The Washington Post published an article briefing readers about the unpopularity of Indian food compared to other Asian countries. In the article, New York University professor Krishnendu Ray stated that “Indian food isn’t actually as ubiquitous as people think, especially compared to other ethnic foods. Indian food is basically where Chinese food was a generation ago.” Ray also touched upon the fact that there are roughly more than 40,000 Chinese and Mexican restaurants around the country but only 5,000 Indian ones.
The Indian food episode of “Ugly Delicious” takes Chang and comedian friend Aziz Ansari on a trip to India where they get to see the diversity of Indian cuisine and discover there’s so much more than just curry.
Chang talks to Indian American food writers and what it’s like working in an industry where the food they grew up on isn’t being talked about. Food & Wine Editor Khushbu Shah, told Changt “publications are happy to run four steak stories in a row, but you used to pitch an Indian story and they’re like, ‘We ran one last month.’”

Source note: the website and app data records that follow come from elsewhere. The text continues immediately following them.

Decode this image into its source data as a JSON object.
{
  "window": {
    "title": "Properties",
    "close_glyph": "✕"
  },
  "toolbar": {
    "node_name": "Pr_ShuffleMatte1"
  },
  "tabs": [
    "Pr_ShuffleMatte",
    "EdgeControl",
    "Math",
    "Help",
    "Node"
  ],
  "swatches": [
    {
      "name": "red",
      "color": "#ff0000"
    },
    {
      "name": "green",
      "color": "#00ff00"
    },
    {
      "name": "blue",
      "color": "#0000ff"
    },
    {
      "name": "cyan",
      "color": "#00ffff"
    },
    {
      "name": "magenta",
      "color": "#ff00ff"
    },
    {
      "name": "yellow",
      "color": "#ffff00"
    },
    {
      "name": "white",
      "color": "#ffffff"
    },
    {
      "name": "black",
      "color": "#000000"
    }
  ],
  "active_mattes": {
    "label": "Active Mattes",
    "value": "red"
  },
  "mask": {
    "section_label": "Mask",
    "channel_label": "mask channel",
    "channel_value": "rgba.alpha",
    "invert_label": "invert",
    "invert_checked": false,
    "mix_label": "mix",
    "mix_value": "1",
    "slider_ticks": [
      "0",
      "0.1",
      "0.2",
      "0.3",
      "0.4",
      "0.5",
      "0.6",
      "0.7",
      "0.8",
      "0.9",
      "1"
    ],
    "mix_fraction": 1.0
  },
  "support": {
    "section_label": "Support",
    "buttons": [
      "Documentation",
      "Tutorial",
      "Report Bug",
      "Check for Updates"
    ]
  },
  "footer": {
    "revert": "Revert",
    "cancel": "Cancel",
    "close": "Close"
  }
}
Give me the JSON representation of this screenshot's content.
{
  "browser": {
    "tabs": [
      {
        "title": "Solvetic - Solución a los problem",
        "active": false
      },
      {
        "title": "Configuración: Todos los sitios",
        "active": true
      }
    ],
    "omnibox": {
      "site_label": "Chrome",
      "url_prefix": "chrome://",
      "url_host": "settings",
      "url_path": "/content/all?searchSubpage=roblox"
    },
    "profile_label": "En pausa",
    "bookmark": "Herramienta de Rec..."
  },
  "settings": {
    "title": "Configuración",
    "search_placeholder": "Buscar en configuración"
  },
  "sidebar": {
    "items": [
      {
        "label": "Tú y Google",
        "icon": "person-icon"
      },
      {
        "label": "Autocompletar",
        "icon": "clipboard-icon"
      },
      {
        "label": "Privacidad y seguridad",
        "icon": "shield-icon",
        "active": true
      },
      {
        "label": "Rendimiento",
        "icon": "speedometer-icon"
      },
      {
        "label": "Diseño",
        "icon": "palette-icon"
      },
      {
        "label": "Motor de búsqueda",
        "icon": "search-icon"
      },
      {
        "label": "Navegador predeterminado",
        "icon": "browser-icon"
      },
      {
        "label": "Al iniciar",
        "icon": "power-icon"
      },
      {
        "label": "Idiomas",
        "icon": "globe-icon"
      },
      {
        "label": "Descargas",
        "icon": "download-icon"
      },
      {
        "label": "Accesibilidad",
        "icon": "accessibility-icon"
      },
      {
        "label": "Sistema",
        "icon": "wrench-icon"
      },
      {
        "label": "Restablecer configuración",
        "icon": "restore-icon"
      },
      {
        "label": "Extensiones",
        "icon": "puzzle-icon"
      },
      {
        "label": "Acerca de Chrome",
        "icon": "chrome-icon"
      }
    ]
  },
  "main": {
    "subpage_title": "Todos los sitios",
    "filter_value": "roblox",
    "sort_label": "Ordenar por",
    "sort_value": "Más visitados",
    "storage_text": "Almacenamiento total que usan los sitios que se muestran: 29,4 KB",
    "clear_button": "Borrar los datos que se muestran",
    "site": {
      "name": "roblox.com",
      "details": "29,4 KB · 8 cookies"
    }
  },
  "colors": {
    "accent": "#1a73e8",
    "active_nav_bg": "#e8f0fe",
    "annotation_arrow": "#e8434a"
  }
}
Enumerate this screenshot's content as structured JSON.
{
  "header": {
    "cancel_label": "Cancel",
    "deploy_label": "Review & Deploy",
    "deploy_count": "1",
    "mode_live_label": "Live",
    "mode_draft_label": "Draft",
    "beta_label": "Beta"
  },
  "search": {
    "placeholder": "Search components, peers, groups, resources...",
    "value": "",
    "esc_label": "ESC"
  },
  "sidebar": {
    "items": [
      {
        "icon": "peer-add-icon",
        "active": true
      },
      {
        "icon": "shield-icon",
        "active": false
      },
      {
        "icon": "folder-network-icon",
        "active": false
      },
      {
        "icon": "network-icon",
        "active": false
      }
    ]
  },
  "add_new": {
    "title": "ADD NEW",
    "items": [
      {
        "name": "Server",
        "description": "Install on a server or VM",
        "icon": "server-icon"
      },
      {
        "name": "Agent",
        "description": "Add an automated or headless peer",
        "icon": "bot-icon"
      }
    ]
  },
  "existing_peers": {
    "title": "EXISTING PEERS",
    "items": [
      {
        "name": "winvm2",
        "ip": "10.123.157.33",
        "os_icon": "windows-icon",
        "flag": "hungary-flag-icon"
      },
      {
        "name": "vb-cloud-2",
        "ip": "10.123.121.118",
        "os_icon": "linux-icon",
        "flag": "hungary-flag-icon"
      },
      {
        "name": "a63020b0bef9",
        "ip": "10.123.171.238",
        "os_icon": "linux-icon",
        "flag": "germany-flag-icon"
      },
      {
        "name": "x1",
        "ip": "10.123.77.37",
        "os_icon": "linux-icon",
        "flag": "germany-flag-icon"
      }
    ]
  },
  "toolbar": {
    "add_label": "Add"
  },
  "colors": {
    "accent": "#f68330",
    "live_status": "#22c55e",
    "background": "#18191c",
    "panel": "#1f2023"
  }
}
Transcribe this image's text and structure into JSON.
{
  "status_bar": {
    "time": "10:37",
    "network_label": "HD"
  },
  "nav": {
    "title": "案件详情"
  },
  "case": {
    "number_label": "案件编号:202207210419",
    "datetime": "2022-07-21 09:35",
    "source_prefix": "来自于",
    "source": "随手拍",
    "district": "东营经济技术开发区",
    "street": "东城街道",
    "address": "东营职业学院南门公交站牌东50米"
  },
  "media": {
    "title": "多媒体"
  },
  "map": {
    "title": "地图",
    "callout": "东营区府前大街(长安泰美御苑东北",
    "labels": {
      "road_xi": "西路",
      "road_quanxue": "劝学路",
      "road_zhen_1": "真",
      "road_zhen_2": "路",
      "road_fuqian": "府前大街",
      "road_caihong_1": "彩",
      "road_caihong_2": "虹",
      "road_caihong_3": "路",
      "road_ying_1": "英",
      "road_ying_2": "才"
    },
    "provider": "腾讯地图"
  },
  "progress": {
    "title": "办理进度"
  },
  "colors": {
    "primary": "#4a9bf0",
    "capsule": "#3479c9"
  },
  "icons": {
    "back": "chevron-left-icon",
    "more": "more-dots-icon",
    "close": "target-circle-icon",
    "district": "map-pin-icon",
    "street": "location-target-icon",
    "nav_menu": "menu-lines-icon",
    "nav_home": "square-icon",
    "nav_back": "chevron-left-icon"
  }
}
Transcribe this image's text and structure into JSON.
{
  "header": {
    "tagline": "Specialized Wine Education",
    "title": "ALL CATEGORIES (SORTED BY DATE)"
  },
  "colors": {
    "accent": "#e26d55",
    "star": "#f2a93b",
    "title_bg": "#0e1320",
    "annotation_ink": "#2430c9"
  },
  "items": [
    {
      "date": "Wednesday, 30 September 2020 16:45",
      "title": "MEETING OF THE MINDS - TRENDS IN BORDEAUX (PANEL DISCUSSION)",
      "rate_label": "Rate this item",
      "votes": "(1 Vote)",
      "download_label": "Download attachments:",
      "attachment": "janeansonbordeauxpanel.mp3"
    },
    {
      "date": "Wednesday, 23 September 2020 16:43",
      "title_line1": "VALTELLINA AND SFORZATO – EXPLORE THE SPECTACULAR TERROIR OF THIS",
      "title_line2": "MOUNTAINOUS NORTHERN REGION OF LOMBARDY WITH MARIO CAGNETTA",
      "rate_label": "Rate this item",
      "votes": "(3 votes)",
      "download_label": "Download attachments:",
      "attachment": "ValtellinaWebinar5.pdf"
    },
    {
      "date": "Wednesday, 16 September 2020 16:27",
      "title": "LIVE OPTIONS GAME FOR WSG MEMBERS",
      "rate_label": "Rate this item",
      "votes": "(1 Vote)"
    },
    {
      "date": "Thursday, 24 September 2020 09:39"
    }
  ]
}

A major part of what makes the United States different is the mix of backgrounds that we have living here and the diverse foods they offer.. Dishes from countries far and wide need to be represented better so that there is no more stigma surrounding dishes from cultures that we are not currently familiar with.